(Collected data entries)

────────────────

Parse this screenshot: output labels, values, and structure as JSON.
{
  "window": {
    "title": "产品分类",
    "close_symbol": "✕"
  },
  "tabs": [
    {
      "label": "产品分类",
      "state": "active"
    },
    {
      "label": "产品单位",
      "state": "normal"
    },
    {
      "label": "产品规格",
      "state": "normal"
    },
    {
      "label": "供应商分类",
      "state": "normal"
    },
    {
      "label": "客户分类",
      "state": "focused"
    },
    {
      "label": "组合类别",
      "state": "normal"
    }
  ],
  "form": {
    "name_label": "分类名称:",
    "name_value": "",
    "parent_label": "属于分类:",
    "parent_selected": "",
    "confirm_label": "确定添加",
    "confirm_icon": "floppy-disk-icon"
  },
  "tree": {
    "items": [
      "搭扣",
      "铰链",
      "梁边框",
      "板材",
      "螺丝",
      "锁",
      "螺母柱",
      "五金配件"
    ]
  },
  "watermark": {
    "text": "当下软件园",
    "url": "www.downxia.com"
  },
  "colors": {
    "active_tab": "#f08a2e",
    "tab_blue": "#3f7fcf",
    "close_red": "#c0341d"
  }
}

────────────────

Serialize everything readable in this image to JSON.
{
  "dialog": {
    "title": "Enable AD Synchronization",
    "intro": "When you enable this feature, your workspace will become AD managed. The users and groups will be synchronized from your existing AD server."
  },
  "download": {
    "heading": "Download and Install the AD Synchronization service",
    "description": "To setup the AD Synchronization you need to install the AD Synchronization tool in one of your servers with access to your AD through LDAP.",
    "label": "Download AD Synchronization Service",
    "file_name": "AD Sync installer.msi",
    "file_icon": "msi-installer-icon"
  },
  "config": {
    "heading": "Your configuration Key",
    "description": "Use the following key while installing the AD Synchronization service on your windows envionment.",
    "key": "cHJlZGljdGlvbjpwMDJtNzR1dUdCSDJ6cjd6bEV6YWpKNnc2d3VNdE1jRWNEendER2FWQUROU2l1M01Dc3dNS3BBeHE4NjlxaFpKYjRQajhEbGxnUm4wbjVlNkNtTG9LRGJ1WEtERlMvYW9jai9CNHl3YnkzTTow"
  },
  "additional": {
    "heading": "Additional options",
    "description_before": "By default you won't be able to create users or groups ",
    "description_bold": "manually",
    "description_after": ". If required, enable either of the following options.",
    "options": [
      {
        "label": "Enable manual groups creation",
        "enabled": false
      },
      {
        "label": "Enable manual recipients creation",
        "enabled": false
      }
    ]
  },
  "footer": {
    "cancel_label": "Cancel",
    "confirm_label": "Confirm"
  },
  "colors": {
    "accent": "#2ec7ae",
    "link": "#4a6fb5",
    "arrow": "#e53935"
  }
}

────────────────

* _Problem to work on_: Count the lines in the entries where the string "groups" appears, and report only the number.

* _Reply_: 3